First snowbirds show up in SW FL

Limpin’ limpkins!  The heat of the summer has finally started to dissipate a little here in southwest Florida.  The cooler autumn air is undeniable overnight and in the early mornings.  Some of Peace River Wildlife Center’s seasonal volunteers have started their southern migration, for which we are extremely grateful.  And our patient load is getting less routine.  We are seeing more migratory species in the avian population as well as some of the good old home boys.  Like a limping limpkin with a leg injury.

Limpkins are rail-like birds found predominantly in Florida.  Their diet consists almost exclusively of apple snails, which in the U.S. exist year-round only in southern Georgia and Florida.  The Limpkin has a long, slender bill, twice the length of its head.  The last inch of the lower bill curves noticeably to the right; the upper bill also curves but slightly less.  This specialized instrument allows the Limpkin to corkscrew into the right-handed chamber of the apple snail. 

When apple snails are not available during times of drought or flooding, limpkins will eat other snails and the occasional fresh water mussel.  The Limpkin has long, slender legs and toes, which it uses to wade into fresh water in search of snails.  It can also walk atop thick mats of vegetation to find snails attached under the leaves of certain water plants.

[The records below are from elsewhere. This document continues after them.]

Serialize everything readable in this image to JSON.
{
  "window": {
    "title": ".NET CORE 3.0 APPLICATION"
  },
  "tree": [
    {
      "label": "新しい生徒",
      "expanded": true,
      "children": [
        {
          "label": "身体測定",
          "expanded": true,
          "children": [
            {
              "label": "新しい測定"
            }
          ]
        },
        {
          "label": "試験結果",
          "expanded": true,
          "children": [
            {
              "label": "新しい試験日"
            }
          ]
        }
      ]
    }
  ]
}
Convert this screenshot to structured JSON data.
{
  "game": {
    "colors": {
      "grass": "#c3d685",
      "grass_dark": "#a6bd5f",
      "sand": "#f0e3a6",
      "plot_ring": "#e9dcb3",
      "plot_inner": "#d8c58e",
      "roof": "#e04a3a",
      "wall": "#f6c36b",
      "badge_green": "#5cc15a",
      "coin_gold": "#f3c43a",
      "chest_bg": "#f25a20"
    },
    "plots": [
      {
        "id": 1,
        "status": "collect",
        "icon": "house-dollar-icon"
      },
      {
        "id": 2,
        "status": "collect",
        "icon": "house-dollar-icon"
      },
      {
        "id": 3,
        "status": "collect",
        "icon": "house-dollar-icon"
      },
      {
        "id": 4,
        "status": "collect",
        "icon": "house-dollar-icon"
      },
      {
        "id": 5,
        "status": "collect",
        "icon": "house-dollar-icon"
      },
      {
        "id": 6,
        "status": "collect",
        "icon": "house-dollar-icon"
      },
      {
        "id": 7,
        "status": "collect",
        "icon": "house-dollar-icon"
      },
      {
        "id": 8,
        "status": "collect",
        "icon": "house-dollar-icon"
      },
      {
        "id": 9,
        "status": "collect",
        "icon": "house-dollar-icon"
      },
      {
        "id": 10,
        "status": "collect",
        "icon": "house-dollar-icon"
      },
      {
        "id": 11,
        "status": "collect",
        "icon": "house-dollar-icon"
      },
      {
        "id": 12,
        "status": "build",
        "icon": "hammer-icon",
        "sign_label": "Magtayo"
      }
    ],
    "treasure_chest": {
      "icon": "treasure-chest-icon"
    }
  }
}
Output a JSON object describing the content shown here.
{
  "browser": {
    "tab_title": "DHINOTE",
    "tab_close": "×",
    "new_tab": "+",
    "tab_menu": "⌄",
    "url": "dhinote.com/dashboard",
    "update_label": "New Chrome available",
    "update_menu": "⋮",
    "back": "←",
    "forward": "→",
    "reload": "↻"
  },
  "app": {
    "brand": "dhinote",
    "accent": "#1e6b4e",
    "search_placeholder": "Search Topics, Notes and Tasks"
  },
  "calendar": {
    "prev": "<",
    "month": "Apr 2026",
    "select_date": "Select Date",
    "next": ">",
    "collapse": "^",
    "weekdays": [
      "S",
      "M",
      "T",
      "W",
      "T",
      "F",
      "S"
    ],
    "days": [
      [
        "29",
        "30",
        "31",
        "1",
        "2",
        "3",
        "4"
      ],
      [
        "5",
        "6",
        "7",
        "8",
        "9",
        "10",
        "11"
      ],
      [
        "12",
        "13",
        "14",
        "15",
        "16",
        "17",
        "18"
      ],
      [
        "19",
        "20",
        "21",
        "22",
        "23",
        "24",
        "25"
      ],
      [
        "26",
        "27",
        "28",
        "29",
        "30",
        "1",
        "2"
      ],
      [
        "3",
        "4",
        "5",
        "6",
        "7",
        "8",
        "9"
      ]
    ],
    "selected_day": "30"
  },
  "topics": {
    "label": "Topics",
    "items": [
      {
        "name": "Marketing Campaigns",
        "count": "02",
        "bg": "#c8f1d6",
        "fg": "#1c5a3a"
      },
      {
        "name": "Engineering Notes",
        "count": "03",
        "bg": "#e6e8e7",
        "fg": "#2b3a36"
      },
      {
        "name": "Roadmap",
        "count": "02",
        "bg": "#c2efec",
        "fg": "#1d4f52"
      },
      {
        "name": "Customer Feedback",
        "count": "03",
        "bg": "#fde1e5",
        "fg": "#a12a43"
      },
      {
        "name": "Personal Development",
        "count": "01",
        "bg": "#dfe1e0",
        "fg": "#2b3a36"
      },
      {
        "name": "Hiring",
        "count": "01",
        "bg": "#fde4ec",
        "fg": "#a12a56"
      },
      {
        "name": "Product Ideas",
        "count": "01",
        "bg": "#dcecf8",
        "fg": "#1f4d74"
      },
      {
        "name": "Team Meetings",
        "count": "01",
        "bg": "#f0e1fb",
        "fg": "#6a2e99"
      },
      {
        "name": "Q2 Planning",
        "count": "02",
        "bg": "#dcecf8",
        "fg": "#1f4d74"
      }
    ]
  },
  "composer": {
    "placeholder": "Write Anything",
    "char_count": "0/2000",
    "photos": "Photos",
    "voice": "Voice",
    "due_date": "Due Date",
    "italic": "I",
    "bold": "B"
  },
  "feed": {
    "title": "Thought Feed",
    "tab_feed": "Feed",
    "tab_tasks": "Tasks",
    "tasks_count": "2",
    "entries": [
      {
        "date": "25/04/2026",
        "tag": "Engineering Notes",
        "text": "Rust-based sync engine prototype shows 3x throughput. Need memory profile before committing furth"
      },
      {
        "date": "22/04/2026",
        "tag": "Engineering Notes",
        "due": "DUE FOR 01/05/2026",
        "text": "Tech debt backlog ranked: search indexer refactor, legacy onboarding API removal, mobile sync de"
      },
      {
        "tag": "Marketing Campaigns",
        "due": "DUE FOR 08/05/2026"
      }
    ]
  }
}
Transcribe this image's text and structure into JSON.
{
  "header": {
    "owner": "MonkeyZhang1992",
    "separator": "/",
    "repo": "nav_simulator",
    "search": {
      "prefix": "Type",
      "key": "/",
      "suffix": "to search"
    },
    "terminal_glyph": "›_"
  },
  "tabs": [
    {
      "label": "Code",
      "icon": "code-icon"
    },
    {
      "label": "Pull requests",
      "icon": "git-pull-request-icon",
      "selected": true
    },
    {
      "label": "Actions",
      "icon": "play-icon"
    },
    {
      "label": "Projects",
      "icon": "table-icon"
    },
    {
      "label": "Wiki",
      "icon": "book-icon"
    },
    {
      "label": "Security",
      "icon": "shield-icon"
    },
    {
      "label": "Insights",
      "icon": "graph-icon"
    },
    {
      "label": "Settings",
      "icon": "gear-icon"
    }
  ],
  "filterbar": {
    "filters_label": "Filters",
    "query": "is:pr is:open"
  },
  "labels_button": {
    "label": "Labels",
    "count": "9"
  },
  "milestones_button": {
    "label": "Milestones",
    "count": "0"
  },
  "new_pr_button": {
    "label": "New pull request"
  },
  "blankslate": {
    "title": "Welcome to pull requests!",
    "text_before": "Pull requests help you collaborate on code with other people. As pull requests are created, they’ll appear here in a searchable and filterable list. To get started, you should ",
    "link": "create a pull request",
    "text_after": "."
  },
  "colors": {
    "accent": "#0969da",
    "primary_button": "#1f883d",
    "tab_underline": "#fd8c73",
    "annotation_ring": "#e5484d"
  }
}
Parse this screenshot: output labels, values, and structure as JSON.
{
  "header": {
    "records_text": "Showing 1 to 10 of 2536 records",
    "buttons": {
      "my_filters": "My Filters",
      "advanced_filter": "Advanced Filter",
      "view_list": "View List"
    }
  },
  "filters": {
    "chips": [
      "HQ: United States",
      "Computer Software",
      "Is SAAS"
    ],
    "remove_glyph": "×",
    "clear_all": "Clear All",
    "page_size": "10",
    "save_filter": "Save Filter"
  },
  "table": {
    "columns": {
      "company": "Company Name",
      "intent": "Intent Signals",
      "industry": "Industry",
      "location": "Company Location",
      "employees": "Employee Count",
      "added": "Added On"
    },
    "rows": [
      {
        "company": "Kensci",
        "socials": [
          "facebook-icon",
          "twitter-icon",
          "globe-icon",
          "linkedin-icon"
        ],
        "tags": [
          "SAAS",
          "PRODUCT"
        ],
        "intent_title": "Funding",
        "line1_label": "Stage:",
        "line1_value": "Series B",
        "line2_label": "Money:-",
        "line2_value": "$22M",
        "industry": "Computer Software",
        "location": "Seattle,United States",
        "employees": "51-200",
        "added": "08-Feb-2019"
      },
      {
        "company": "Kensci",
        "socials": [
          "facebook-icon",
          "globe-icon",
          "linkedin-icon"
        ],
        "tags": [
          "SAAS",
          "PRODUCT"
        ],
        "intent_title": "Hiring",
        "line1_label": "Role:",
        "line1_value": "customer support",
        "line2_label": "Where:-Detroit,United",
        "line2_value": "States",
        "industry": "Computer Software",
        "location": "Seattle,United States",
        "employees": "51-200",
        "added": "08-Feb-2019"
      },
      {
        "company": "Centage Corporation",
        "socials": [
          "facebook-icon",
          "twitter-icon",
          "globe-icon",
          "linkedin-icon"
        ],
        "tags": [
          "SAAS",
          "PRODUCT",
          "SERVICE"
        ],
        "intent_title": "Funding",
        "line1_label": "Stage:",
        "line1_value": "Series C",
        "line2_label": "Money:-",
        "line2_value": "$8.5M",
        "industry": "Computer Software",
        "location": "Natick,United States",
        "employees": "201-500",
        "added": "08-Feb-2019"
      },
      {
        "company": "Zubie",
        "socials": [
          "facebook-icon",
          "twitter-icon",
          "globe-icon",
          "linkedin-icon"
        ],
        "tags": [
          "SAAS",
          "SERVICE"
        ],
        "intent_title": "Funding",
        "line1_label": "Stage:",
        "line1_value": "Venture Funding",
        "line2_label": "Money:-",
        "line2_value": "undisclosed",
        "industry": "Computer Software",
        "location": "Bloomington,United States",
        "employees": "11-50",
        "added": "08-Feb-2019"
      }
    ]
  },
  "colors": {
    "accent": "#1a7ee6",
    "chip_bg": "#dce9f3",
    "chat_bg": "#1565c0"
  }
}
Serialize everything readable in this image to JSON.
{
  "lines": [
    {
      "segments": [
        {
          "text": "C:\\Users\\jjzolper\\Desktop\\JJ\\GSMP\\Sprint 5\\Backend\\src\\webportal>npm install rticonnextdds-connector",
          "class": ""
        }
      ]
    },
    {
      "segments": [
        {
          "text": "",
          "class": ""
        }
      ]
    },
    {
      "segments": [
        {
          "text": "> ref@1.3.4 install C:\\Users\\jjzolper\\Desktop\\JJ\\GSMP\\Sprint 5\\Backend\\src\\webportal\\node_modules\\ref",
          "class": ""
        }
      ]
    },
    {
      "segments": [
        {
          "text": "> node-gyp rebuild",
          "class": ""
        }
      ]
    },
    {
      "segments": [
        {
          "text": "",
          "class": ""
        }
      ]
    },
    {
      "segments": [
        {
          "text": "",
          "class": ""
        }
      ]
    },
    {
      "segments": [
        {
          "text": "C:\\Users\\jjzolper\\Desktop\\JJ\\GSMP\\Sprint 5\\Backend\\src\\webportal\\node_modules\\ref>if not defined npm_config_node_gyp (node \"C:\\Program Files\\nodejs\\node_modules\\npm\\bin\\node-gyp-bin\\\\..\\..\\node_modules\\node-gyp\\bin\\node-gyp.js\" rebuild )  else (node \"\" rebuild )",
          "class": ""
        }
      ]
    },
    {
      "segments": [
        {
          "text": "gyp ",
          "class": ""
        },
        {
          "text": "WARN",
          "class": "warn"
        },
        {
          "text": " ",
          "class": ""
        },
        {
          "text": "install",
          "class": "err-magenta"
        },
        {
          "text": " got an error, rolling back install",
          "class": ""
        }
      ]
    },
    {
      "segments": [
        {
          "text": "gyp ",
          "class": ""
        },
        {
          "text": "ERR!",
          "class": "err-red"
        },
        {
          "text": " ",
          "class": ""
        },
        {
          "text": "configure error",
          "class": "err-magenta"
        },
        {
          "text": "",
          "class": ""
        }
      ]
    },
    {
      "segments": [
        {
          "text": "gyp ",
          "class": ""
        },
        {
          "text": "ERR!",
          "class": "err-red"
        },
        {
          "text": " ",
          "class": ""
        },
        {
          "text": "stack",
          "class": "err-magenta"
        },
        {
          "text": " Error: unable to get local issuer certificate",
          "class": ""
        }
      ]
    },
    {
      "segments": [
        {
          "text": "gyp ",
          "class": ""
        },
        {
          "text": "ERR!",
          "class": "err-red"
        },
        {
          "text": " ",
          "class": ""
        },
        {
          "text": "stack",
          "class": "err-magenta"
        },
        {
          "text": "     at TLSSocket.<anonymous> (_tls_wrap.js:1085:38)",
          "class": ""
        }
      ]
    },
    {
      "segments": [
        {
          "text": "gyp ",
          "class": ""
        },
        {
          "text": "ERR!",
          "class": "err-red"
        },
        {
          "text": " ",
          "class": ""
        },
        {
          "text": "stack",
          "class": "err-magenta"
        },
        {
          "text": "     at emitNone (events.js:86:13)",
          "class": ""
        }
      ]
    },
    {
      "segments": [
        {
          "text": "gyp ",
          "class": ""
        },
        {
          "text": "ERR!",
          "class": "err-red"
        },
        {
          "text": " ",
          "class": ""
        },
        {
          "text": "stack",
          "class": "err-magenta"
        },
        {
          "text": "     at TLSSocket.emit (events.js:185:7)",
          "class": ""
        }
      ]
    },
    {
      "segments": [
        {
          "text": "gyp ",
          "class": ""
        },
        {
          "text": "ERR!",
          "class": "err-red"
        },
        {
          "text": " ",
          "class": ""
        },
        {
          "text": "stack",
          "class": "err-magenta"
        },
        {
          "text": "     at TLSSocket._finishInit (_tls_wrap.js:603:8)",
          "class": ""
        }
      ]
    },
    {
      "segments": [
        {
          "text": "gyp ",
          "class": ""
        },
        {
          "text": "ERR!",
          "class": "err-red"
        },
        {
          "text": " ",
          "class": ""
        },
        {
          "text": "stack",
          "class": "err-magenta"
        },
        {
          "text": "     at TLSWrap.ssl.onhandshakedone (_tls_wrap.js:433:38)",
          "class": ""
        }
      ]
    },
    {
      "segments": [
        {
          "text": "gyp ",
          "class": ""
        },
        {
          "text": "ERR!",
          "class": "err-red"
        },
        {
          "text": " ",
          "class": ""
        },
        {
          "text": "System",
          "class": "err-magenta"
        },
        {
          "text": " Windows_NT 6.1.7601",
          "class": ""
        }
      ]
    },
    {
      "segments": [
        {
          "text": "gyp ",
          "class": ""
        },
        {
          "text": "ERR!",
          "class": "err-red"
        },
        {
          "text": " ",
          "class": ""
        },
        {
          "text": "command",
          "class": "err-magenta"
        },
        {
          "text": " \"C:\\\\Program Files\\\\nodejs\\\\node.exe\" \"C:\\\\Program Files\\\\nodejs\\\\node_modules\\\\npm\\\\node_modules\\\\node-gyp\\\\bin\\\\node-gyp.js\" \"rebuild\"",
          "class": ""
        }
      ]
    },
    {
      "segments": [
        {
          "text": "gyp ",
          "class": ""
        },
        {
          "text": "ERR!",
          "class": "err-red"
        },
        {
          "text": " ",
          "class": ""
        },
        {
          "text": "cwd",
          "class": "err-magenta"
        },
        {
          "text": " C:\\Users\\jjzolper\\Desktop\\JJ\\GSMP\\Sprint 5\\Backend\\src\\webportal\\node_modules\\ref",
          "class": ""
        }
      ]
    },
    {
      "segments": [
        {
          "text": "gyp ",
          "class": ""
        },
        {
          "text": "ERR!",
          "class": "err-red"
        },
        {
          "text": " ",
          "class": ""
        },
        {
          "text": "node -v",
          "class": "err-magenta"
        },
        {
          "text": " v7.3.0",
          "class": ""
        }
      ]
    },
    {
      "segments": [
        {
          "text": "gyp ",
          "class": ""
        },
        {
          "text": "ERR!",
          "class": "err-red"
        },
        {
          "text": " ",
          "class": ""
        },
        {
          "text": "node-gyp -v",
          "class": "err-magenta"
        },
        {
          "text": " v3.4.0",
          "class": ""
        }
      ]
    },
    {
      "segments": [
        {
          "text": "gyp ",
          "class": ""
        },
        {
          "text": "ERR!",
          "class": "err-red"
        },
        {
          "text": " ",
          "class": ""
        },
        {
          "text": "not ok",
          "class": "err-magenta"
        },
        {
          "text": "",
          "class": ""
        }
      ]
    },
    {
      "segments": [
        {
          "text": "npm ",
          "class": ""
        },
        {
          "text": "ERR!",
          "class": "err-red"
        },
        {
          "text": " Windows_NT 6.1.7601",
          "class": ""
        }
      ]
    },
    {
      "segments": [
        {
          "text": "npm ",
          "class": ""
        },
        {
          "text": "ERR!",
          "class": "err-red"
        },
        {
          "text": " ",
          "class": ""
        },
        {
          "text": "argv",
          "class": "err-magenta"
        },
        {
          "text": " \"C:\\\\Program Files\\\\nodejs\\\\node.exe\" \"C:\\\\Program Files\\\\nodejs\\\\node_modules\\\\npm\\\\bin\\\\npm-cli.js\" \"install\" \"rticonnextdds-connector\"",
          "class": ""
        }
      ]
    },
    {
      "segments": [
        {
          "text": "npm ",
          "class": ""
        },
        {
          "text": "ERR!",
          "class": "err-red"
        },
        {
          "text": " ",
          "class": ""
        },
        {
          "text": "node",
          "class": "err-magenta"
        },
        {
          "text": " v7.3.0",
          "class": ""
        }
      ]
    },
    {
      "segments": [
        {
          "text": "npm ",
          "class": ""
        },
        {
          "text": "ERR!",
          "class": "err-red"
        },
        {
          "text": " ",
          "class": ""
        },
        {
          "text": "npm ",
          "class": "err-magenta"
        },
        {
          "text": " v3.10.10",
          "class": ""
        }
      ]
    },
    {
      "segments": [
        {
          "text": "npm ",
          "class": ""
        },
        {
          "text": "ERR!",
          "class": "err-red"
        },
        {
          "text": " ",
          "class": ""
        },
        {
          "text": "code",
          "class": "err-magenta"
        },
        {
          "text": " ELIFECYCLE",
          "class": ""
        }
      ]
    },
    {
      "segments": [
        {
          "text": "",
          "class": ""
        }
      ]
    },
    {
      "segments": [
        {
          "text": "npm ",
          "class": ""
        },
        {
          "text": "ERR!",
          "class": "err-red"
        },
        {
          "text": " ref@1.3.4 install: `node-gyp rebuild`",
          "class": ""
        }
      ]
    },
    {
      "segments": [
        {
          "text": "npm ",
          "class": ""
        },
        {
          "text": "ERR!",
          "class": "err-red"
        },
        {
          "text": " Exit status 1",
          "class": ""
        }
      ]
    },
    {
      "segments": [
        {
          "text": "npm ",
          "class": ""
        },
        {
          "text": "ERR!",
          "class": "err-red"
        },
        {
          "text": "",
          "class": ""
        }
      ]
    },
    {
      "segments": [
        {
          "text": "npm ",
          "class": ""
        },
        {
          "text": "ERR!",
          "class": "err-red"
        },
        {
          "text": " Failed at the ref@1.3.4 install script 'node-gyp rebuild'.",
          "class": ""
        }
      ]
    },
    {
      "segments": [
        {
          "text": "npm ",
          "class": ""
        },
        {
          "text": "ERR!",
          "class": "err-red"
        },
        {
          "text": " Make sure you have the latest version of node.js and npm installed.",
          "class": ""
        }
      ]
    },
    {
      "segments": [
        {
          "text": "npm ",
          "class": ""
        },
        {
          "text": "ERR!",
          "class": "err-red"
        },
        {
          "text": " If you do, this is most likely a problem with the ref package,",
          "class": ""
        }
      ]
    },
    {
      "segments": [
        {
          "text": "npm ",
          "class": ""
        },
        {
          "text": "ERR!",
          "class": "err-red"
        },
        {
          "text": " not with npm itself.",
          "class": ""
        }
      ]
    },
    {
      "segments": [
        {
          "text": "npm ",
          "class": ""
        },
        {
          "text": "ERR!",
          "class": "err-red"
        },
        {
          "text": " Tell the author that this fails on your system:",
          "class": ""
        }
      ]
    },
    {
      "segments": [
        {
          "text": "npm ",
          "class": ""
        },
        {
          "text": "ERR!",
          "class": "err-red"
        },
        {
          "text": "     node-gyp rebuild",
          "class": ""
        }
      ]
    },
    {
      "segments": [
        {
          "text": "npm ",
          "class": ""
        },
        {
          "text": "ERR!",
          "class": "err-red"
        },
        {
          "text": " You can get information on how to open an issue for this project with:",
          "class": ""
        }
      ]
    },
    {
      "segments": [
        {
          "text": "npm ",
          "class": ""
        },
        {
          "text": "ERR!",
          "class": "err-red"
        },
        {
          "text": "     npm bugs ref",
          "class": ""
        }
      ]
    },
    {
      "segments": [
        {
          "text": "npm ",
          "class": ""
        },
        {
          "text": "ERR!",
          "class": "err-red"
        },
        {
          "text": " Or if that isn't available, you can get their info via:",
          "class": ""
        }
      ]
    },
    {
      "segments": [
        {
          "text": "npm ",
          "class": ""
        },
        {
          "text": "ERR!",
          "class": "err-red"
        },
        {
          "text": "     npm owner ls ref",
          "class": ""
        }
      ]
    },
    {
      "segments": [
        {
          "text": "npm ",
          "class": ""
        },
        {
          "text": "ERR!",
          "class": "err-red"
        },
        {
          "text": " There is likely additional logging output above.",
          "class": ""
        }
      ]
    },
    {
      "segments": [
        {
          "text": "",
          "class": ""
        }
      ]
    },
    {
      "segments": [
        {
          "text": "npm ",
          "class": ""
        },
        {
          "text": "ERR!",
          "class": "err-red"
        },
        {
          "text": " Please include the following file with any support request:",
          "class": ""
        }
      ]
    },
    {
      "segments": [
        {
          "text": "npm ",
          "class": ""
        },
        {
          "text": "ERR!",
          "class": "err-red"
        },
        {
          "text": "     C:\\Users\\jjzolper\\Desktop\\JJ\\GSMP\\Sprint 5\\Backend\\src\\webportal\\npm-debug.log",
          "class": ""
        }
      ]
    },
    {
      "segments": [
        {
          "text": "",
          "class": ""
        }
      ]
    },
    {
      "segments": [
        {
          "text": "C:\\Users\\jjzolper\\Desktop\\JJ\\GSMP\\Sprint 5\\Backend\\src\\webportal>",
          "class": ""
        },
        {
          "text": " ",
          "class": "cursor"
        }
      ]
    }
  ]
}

While limpkins are an uncommon patient for us at PRWC, they are an indigenous species.  At this time of year we are also seeing many migratory birds that truly challenge our identification skills.  One of the more unusual species seen at PRWC this week is a summer tanager.  While the male is a bright, solid red, our patient is a female with greenish yellow feathers.  This medium-sized songbird is probably migrating through the area or got blow slightly off-course by the recent storm.  Tanagers are unique in their predilection for eating bees and wasps, catching them on wing and avoiding being stung during the meal.  They also eat other insects, berries and fruit. 

Another unusual patient is a Blackburnian warbler.  This small songbird hails from northeastern U.S. and southern Canada.  It winters in northern South America and is likely migrating through this area now also.  Our patient is a female or first year male, with pale yellow throat and breast and white bands on darker wings.  She is an insect-eater, but will also take fruit and berries.

While we are reputed to have common yellowthroats indigenous to this area, they are uncommon to us as patients at PRWC.  Right now we have a female with olive upper parts and yellow throat and chest.  She lacks the distinctive black mask of the male.  This warbler eats primarily insects and spiders. 

Our final “snowbird” is a Swainson’s thrush.  This species breeds as far north as Alaska and northern Canada and winters in South America.  This medium-sized songbird has a white eye ring, olive-brown upperparts, and a white breast with dark spotting.  Since there is no appreciable difference in the sexes, we are unsure whether our patient is male or female.  This species also eats insects and berries.

All of these migratory birds are suffering from minor head trauma or soft tissue damage in their wings.  Most of them have flown into windows of buildings.  They should all be able to be released back into their flocks to continue along their migration routes soon.  The limpkin has a soft tissue injury to his leg and will be released back into the area from which he came. 

These unique species are thrilling to work on for us at PRWC, but always a challenge to feed.  When we do not have the specific diets required by a certain species, we are able to gavage (or tube feed) a slurry that has the appropriate nutritional value, but the birds are not thrilled with that.  We would be grateful for donations of berries and snails to help us feed these guys until they are ready to go.  But, please, keep your spiders at home.  While the birds may like them, I am not a fan and prefer to keep a healthy distance between myself and any arachnid.

by- Robin Jenkins, DVM

Limpkin with a injured leg
Limpkin with a injured leg